- [TASK DIRECTIONS] For each line below that contains the word "title", return that line.

BEGIN MATERIAL FOR THE TASK

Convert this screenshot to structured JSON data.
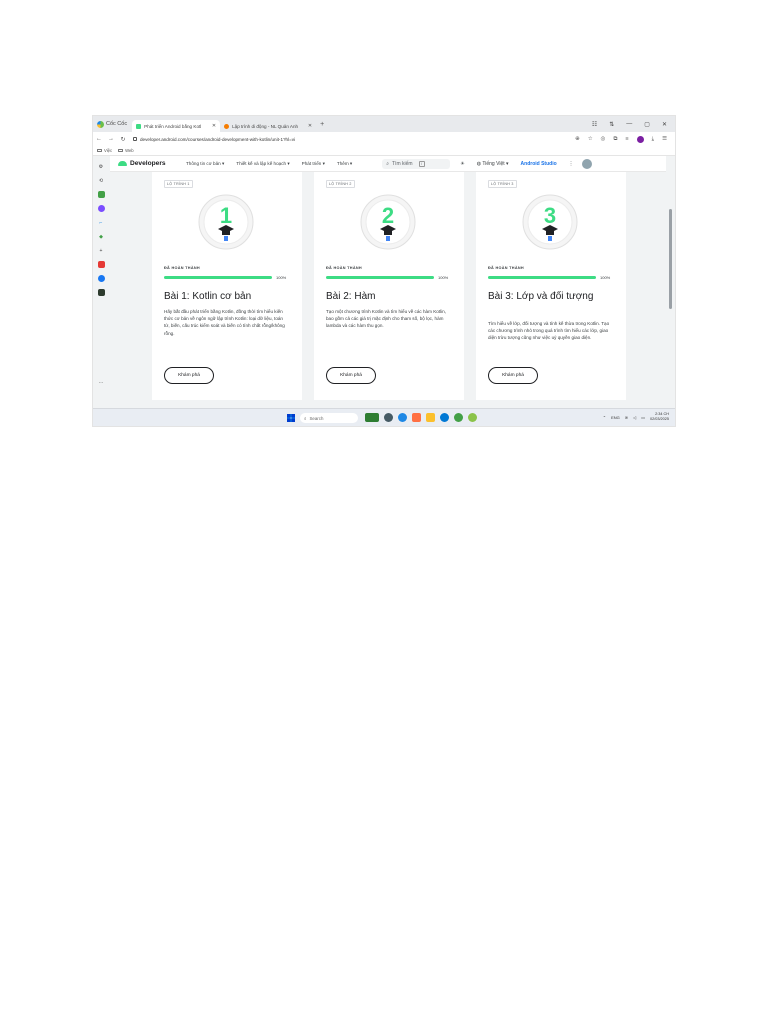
{
  "browser": {
    "name": "Cốc Cốc",
    "tabs": [
      {
        "label": "Phát triển Android bằng Kotl",
        "active": true
      },
      {
        "label": "Lập trình di động - NL Quản Anh",
        "active": false
      }
    ],
    "url": "developer.android.com/courses/android-development-with-kotlin/unit-1?hl=vi",
    "bookmarks": [
      "Việc",
      "Web"
    ]
  },
  "site": {
    "brand": "Developers",
    "menu": [
      "Thông tin cơ bản ▾",
      "Thiết kế và lập kế hoạch ▾",
      "Phát triển ▾",
      "Thêm ▾"
    ],
    "search_placeholder": "Tìm kiếm",
    "search_shortcut": "/",
    "language": "Tiếng Việt ▾",
    "studio": "Android Studio"
  },
  "cards": [
    {
      "step": "LỘ TRÌNH 1",
      "number": "1",
      "status": "ĐÃ HOÀN THÀNH",
      "progress": 100,
      "progress_label": "100%",
      "title": "Bài 1: Kotlin cơ bản",
      "description": "Hãy bắt đầu phát triển bằng Kotlin, đồng thời tìm hiểu kiến thức cơ bản về ngôn ngữ lập trình Kotlin: loại dữ liệu, toán tử, biến, cấu trúc kiểm soát và biến có tính chất rỗng/không rỗng.",
      "button": "Khám phá"
    },
    {
      "step": "LỘ TRÌNH 2",
      "number": "2",
      "status": "ĐÃ HOÀN THÀNH",
      "progress": 100,
      "progress_label": "100%",
      "title": "Bài 2: Hàm",
      "description": "Tạo một chương trình Kotlin và tìm hiểu về các hàm Kotlin, bao gồm cả các giá trị mặc định cho tham số, bộ lọc, hàm lambda và các hàm thu gọn.",
      "button": "Khám phá"
    },
    {
      "step": "LỘ TRÌNH 3",
      "number": "3",
      "status": "ĐÃ HOÀN THÀNH",
      "progress": 100,
      "progress_label": "100%",
      "title": "Bài 3: Lớp và đối tượng",
      "description": "Tìm hiểu về lớp, đối tượng và tính kế thừa trong Kotlin. Tạo các chương trình nhỏ trong quá trình tìm hiểu các lớp, giao diện trừu tượng cũng như việc uỷ quyền giao diện.",
      "button": "Khám phá"
    }
  ],
  "taskbar": {
    "search_placeholder": "Search",
    "lang": "ENG",
    "time": "2:34 CH",
    "date": "02/03/2025"
  },
  "colors": {
    "accent": "#3ddc84",
    "link": "#1a73e8"
  }
}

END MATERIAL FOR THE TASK

- [SOLUTION TO THE EXERCISE]
      "title": "Bài 1: Kotlin cơ bản",
      "title": "Bài 2: Hàm",
      "title": "Bài 3: Lớp và đối tượng",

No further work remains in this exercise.